Once I get the publisher’s thumbs up, I first inspect-read the ten best books in the field I can find, usually by non-Christians. After this point I’m ready to begin drafting paragraph seed-thoughts within 1st drafts of the chapters.

The book begins to grow organically.

In the next six months, my goal is to produce chapters with ~four detailed paragraphs, ~four related points of interest in seed form. Once these major paragraphs are all written for every chapter and the intro and outro, it goes out for initial review at the conceptual level. At this point my goal is to have a 6,000-word draft of major fragments.

Once I see cohesion in these seed paragraphs and I like the way the chapters are organized and structured, and based on early confirmation from others, then I can begin using these paragraphs to “hook” my present and future research discoveries. This is why I have to get seed paragraphs down asap. These paragraphs may move around in the book, but they comprise for me a framework matrix, a skeleton of ideas, for me to pin the bulk of my research work, which is yet to come.

My writing is always driven by curiosity. I want to learn, grow, and know things myself. And because I love to tackle massive problems and get my arms around as many tricky issues as possible, and to get myself in waters too deep for me, I cannot manage full-throttled research until this point. I must have a matrix of core ideas around me. Only now can the bulk of my research, the other 80%, ensue. Once the governor is taken off my research (because I now have places to pin relevant discoveries), those seed paragraphs grow quickly into subsections, with refinements to my own thinking, and with confirmation details (sources, texts) now getting applied to particular sentences as footnotes.

Those growing seed paragraphs will begin asking me questions, showing me gaps in my own thinking, they will help frame my interviews, and they will prove themselves in value simply by helping me decide what WILL NOT fit in the project.

At some point in the process, maybe half way through writing the first draft, I dedicate two weeks to reading Scripture cover-to-cover, merely looking for anything and everything related to my theme.

Again, it all grows organically, refinement happening all along. Meditation, writing, deleting, editing, refining, rewriting, rethinking, course-correcting — it’s all happening all along the process as I labor towards cohesion.

It’s amazing how much content you can net if you take your time to slowly read and think and watch for online articles. I must write books in my free time (weekends), so my projects cannot progress quickly. I’m confined to think of book projects in a three-year pace, which actually seems to be the right amount of time to thoroughly think through one significant issue to sufficient depth.

And since pastors often email me this research question, I should note that this same principle I use for chapters is useful for developing future sermons. I’ve heard Mike Bullmore encourage pastors to make folders for each sermon several months out ahead, and then keep your eye out for illustrations and points, and seed paragraph ideas you have, that you can intentionally file away for future use.

For me, creating an early framework by which you can process everything else you later encounter is vital to a large research project. And of course there’s no substitute for patience with a project. Don’t rush it, wait, watch, read, be clear in your mind what you’re looking for, discern what you read online, and know where to put things as you come across them in life.

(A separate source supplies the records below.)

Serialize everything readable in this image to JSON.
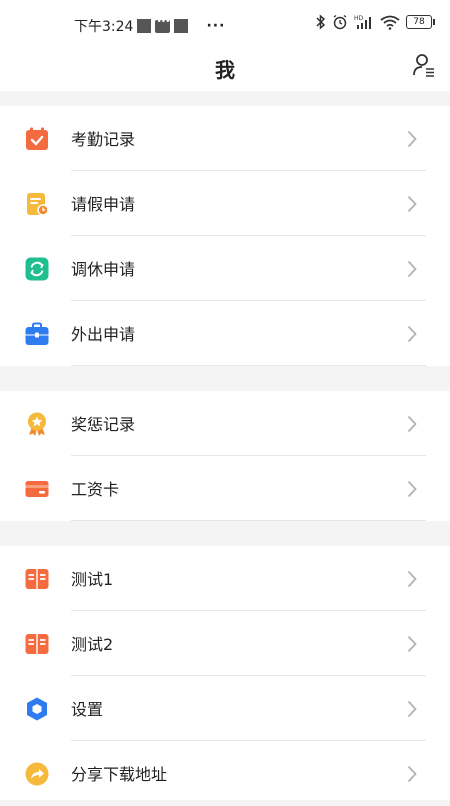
{
  "status_bar": {
    "time": "下午3:24",
    "more": "···",
    "battery": "78"
  },
  "header": {
    "title": "我"
  },
  "sections": [
    {
      "items": [
        {
          "label": "考勤记录",
          "icon": "calendar-check-icon"
        },
        {
          "label": "请假申请",
          "icon": "leave-document-icon"
        },
        {
          "label": "调休申请",
          "icon": "swap-refresh-icon"
        },
        {
          "label": "外出申请",
          "icon": "briefcase-icon"
        }
      ]
    },
    {
      "items": [
        {
          "label": "奖惩记录",
          "icon": "award-medal-icon"
        },
        {
          "label": "工资卡",
          "icon": "card-icon"
        }
      ]
    },
    {
      "items": [
        {
          "label": "测试1",
          "icon": "book-icon"
        },
        {
          "label": "测试2",
          "icon": "book-icon"
        },
        {
          "label": "设置",
          "icon": "hexagon-settings-icon"
        },
        {
          "label": "分享下载地址",
          "icon": "share-icon"
        }
      ]
    }
  ],
  "colors": {
    "orange": "#f36b3f",
    "yellow": "#f5b93b",
    "green": "#1fbf8f",
    "blue": "#2f7bf0",
    "gray_chevron": "#b3b3b3"
  }
}
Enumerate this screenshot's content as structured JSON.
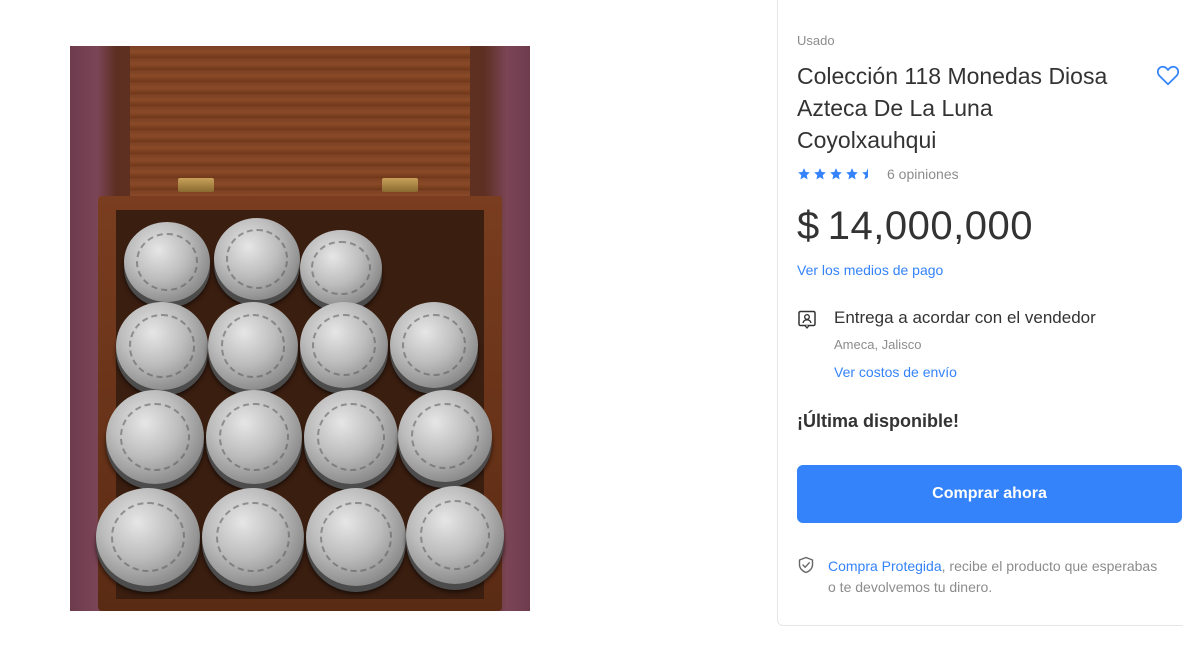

I wish everyone could read the web with a three-year research project in view. It brings incredible clarity to your priorities.

This is a great question, thanks to everyone who emailed me.


PS: As for specific research sites, I really don’t have any secrets. JSTOR articles and The New York Times appear a lot in my research. Pew Research, too. Lots of books, many of them by non-Christians. Honestly, one of the greatest helps are my online followers who, once they know I’m working on a book project, will email me hundreds of related links and leads during the process.